▶ What is expected:
Here are some entries. Repeat all of them exactly.
[Records for processing Boundary: Start]
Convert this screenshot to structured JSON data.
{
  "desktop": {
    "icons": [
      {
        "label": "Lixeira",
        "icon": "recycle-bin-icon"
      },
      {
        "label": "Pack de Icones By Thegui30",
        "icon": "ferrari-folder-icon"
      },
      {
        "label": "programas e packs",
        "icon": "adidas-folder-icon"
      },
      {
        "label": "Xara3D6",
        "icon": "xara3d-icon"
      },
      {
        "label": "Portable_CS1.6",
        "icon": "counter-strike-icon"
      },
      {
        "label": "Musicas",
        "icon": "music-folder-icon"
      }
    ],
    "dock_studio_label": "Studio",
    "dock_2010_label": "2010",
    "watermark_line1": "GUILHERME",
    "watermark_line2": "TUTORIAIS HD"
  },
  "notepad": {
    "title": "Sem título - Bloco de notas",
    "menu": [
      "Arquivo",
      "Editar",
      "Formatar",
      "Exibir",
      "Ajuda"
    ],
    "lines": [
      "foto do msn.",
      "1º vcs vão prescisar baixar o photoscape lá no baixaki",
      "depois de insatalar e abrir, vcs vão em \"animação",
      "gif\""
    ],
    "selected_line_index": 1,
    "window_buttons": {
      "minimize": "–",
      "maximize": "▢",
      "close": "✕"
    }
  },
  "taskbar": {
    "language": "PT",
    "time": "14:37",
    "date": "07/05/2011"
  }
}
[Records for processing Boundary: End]
▶ Solution for this exercise:
Convert this screenshot to structured JSON data.
{
  "desktop": {
    "icons": [
      {
        "label": "Lixeira",
        "icon": "recycle-bin-icon"
      },
      {
        "label": "Pack de Icones By Thegui30",
        "icon": "ferrari-folder-icon"
      },
      {
        "label": "programas e packs",
        "icon": "adidas-folder-icon"
      },
      {
        "label": "Xara3D6",
        "icon": "xara3d-icon"
      },
      {
        "label": "Portable_CS1.6",
        "icon": "counter-strike-icon"
      },
      {
        "label": "Musicas",
        "icon": "music-folder-icon"
      }
    ],
    "dock_studio_label": "Studio",
    "dock_2010_label": "2010",
    "watermark_line1": "GUILHERME",
    "watermark_line2": "TUTORIAIS HD"
  },
  "notepad": {
    "title": "Sem título - Bloco de notas",
    "menu": [
      "Arquivo",
      "Editar",
      "Formatar",
      "Exibir",
      "Ajuda"
    ],
    "lines": [
      "foto do msn.",
      "1º vcs vão prescisar baixar o photoscape lá no baixaki",
      "depois de insatalar e abrir, vcs vão em \"animação",
      "gif\""
    ],
    "selected_line_index": 1,
    "window_buttons": {
      "minimize": "–",
      "maximize": "▢",
      "close": "✕"
    }
  },
  "taskbar": {
    "language": "PT",
    "time": "14:37",
    "date": "07/05/2011"
  }
}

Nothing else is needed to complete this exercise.